- Input data:
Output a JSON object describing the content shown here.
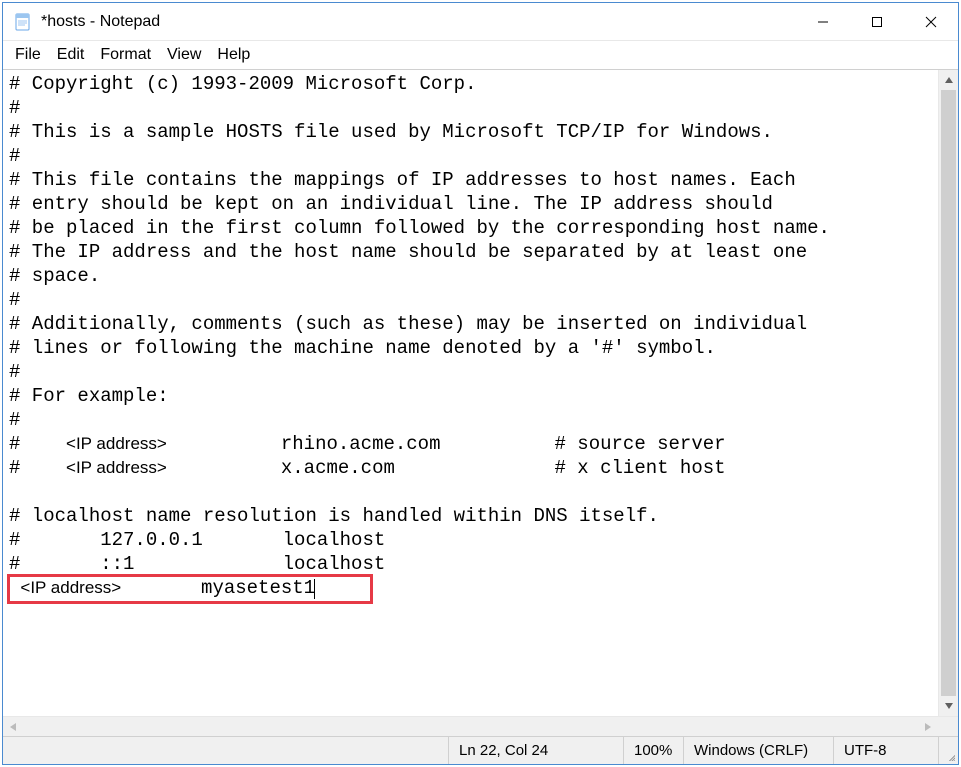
{
  "titlebar": {
    "title": "*hosts - Notepad"
  },
  "menubar": {
    "items": [
      "File",
      "Edit",
      "Format",
      "View",
      "Help"
    ]
  },
  "editor": {
    "lines": [
      "# Copyright (c) 1993-2009 Microsoft Corp.",
      "#",
      "# This is a sample HOSTS file used by Microsoft TCP/IP for Windows.",
      "#",
      "# This file contains the mappings of IP addresses to host names. Each",
      "# entry should be kept on an individual line. The IP address should",
      "# be placed in the first column followed by the corresponding host name.",
      "# The IP address and the host name should be separated by at least one",
      "# space.",
      "#",
      "# Additionally, comments (such as these) may be inserted on individual",
      "# lines or following the machine name denoted by a '#' symbol.",
      "#",
      "# For example:",
      "#",
      "#    <IP address>          rhino.acme.com          # source server",
      "#    <IP address>          x.acme.com              # x client host",
      "",
      "# localhost name resolution is handled within DNS itself.",
      "#       127.0.0.1       localhost",
      "#       ::1             localhost",
      " <IP address>       myasetest1"
    ],
    "ip_placeholder": "<IP address>"
  },
  "statusbar": {
    "position": "Ln 22, Col 24",
    "zoom": "100%",
    "line_endings": "Windows (CRLF)",
    "encoding": "UTF-8"
  }
}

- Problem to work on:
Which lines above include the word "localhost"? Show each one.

- Result of the task:
      "# localhost name resolution is handled within DNS itself.",
      "#       127.0.0.1       localhost",
      "#       ::1             localhost",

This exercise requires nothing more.